5 Battle of Stalingrad, WW2: 1,250,000- 1,178,000 Casualties
For years the Germans attempted to overtake and defeat the Soviet Union, and for years they failed. Many consider the Battle of Stalingrad to be the greatest battle the USSR fought during the war, and possibly the greatest battle of all. The Soviet army was able to completely circle the Germans and attack from both sides. It is no wonder that the Germans called the battle the “Rat War”, as both sides were forced to run from “hole to hole”. In the end, the Germans were defeated and Hitler was humiliated. Stalin, on the other hand, grew confident in his military.
4 Brusilov Offensive, WW1: 1,600,000 Casualties
Unlike other campaigns during WW1 which ended in heartache, the Brusilov Offensive was the largest victory for allied forces.

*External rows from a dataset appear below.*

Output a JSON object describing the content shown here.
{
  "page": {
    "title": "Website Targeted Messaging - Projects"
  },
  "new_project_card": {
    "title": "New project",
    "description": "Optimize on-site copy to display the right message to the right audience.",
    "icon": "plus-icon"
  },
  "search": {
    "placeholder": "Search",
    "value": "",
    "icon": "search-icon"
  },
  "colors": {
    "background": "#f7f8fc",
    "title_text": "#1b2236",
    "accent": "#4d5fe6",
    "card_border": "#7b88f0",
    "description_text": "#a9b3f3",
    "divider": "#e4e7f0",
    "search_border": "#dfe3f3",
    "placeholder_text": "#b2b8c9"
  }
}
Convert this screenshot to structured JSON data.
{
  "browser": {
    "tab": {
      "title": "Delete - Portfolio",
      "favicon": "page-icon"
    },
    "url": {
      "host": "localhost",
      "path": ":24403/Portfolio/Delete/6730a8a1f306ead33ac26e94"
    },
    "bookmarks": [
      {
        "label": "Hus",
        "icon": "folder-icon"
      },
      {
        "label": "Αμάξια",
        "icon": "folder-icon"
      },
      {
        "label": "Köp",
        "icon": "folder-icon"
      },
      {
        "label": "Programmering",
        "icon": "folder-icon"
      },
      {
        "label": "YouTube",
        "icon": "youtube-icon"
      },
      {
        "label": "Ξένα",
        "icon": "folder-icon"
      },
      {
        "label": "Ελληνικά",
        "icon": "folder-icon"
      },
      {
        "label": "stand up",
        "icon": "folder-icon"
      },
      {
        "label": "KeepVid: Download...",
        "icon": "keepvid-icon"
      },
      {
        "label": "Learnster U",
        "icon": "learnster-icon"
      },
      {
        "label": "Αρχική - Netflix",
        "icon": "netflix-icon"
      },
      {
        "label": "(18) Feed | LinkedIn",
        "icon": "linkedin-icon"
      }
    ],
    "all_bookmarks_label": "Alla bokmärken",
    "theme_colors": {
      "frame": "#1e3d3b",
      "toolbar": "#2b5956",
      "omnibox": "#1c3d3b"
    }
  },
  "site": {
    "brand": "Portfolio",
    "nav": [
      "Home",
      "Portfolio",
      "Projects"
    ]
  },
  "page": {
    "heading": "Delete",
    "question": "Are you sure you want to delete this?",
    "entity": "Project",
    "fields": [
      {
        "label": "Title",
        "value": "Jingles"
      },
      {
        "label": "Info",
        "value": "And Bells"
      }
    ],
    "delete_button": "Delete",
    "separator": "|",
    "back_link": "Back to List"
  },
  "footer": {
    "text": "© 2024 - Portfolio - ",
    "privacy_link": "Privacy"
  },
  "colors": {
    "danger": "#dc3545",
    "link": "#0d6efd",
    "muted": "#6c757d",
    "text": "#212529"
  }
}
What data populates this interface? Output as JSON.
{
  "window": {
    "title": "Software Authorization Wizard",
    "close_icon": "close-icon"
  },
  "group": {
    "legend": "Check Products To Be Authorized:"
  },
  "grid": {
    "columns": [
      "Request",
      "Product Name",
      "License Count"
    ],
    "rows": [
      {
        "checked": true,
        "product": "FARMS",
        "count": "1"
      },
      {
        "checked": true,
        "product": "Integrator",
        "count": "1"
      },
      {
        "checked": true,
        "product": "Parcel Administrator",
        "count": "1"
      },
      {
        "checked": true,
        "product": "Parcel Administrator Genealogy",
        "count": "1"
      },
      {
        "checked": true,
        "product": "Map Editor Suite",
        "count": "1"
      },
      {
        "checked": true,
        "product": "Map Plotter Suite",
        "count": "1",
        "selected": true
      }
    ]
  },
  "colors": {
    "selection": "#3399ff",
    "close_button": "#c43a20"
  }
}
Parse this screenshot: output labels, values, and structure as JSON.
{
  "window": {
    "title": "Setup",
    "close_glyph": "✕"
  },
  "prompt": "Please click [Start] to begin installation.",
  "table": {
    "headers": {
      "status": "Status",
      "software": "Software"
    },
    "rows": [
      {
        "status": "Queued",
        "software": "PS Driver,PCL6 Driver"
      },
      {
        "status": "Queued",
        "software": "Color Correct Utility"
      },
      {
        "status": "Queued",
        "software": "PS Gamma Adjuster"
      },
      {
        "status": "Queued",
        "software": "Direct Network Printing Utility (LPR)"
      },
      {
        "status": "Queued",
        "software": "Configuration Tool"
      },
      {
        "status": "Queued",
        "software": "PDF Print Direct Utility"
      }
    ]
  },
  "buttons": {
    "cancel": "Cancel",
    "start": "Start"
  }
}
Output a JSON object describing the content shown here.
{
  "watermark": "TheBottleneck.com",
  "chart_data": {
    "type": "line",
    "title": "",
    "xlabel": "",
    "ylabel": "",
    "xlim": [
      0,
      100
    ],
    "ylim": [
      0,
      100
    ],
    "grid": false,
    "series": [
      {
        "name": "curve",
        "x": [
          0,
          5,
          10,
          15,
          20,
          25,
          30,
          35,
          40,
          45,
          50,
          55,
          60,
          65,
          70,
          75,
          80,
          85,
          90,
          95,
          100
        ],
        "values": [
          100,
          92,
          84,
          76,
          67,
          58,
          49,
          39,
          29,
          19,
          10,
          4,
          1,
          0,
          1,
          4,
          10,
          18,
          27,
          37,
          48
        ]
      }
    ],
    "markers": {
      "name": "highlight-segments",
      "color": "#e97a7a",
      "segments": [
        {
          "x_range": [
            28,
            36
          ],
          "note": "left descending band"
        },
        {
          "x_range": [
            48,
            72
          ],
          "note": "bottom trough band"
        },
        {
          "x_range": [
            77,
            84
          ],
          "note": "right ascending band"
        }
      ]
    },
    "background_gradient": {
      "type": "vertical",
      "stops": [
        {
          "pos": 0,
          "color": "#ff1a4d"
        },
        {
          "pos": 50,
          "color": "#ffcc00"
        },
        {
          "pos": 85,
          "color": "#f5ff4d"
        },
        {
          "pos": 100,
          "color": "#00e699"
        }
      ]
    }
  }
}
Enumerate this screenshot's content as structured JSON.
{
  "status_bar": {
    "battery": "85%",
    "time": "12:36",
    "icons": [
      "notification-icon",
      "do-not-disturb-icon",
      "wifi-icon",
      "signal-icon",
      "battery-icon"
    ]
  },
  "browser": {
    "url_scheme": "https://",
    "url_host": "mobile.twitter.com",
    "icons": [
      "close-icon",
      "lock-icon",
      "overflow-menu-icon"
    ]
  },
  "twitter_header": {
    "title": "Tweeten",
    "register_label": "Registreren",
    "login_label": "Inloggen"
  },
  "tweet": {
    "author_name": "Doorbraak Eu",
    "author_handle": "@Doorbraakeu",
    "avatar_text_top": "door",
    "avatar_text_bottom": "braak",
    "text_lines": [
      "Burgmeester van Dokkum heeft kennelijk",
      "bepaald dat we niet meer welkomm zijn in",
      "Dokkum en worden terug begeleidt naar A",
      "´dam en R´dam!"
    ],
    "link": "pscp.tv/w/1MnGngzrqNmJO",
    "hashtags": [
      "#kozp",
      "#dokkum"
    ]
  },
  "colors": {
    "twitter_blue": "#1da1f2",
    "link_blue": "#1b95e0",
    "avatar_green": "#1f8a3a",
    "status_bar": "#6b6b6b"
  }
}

That being said, an enormous amount of casualties was inflicted during the battles. Russia launched its offensive against Austria, crushing its army and assuring that Germany would be virtually alone for the last two years of the War. Austria lost over 1.5 million soldiers during the assault. Despite this, Russia would suffer from revolution and subsequently leave the war also.
3 Battle of the Dnieper, WW2: 1,582,000- 2,480,000 Casualties
This offensive happened during the Second World War in 1943. It was between Germany and the Soviet Union and took place in various stages, with hundreds of thousands of casualties during each phase. Both sides had upwards of 400,000 troops; it lasted four months and had a final casualty count of 1,582,000 to 2,480,000 people. It may be difficult to imagine such a large number of bodies over a relatively short period of time, but for the soldiers involved, it was a reality. While the number of casualties is debatable, many believe that the high numbers are accurate, given the time span and area that the operations covered.
2 Operation Barbarossa, WW2: 4,800,000 Casualties
Operation Barbarossa was the largest invasion in the entire history of war. Occurring in 1941, Hitler launched the invasion into the Soviet Union with over 3 million soldiers. The Nazi army was determined to enslave the Slavic people and exterminate the Jews, which was just one of its costly mistakes. In the end, the operation was a disastrous loss for Germany, one from which Hitler could not recover.
1 Siege of Leningrad, WW2: 1,117,000- 4,500,000 Casualties
This siege brought about one of the largest civilian casualty counts of the war. Beginning in 1941 and lasting 900 days, the siege of Leningrad was a disaster on both ends. The Soviet Union lost hundreds of thousands of civilians, but the Red Army managed to drive the Germans off at the end of the long 900 days. At this point, German soldiers were incredibly weak and were easily chased away.